salt and freshly ground black pepper
- Heat the oil and butter in a large saucepan. Add the shallots, stir to coat and cook over a low heat until the shallots have softened, but not coloured. Stir occasionally to ensure that the shallots don't catch or colour. (This may take up to 20 minutes!)
- After 10 minutes, add the diced potato and stir to ensure that it is well mixed in. Continue to cook gently for 5 minutes.
- Add the chopped tomatoes and stock and then bring to the boil. Cover and reduce to a simmer. Simmer for about 10 minutes before adding the wild leek stalks. Simmer for 5 minutes before adding the wild leek leaves. Continue to simmer for another 3 to 5 minutes.

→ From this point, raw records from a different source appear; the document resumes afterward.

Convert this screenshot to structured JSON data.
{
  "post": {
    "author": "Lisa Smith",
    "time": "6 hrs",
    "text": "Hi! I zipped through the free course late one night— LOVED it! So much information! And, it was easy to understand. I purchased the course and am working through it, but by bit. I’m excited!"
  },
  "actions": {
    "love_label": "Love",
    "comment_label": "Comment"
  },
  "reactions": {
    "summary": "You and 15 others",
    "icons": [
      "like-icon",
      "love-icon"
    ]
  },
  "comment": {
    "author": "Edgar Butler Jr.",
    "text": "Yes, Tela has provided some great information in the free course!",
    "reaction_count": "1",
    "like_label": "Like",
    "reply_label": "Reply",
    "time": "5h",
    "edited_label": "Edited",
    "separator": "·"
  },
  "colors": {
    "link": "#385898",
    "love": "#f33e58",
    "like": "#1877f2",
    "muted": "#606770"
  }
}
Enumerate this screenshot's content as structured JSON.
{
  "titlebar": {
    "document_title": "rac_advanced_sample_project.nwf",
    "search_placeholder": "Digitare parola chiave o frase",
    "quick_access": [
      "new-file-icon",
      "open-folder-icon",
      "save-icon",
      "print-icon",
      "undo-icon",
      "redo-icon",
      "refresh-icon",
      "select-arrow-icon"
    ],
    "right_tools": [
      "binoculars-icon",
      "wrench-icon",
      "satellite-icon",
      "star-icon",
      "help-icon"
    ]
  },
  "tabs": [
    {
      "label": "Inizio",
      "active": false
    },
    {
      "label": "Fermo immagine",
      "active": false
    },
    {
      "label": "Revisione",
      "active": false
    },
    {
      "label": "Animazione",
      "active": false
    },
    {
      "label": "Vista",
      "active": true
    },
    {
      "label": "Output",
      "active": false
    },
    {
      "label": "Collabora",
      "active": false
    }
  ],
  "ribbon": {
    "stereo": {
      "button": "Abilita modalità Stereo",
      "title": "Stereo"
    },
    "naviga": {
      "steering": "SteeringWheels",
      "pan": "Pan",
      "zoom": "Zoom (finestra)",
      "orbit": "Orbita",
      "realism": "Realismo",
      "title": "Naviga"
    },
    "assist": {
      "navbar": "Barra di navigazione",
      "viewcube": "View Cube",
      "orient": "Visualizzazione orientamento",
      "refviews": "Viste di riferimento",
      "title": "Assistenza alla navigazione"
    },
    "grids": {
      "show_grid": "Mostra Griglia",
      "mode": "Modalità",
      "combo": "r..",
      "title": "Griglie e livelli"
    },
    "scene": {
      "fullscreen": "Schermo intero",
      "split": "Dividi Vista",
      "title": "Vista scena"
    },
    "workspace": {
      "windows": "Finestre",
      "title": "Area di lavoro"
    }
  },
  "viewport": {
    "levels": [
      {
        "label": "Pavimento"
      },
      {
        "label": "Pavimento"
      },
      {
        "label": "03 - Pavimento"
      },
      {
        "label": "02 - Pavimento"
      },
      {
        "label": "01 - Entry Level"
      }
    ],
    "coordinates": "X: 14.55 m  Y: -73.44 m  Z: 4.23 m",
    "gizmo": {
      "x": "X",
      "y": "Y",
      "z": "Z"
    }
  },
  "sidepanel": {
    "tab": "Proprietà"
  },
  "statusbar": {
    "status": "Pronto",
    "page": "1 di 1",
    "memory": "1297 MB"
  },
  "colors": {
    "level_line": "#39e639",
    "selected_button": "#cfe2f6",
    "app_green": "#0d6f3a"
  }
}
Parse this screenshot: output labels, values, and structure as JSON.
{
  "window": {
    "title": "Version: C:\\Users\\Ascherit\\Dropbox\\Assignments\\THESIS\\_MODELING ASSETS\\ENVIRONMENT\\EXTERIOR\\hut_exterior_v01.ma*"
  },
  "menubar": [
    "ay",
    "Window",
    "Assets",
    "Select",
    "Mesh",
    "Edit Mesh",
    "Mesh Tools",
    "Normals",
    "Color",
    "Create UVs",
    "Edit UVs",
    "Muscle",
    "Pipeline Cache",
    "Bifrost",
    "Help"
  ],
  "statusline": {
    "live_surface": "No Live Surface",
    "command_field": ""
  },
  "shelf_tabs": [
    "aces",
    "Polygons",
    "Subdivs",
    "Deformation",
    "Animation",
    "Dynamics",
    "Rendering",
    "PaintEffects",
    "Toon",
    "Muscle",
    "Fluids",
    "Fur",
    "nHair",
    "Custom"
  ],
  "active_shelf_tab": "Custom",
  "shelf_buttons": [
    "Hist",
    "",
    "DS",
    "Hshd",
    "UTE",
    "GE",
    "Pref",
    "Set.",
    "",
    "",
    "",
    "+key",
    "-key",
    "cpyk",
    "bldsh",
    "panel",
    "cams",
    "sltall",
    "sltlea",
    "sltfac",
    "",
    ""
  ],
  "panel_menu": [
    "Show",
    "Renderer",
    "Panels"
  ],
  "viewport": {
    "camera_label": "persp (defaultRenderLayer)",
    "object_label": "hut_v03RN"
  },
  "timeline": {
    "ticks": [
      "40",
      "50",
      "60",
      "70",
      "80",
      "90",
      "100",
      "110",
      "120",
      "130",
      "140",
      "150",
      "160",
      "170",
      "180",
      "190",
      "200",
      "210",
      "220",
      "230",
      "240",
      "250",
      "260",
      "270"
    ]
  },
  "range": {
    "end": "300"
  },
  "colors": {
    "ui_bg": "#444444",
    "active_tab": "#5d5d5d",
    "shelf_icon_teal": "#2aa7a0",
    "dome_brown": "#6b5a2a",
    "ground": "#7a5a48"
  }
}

- Set aside to cool before liquidising. You may have read my thoughts on this before but essentially do not try to blend when hot, as this can be dangerous, particularly if using a jug blender. A combination of hot soup, a build-up of steam and vibration, can cause the hot liquid to explode out of the blender. Safer to let it cool a little!)
- Season to taste and gently reheat with a splash of white wine, sherry or vermouth.
- Serve, topped with a few wild leek flowers and loads of fresh crusty bread.
- A swirl of cream might be nice too, or dollop of wild leek pesto, wild leek and chilli sauce or parsley, walnut and blue cheese pesto on top, to serve.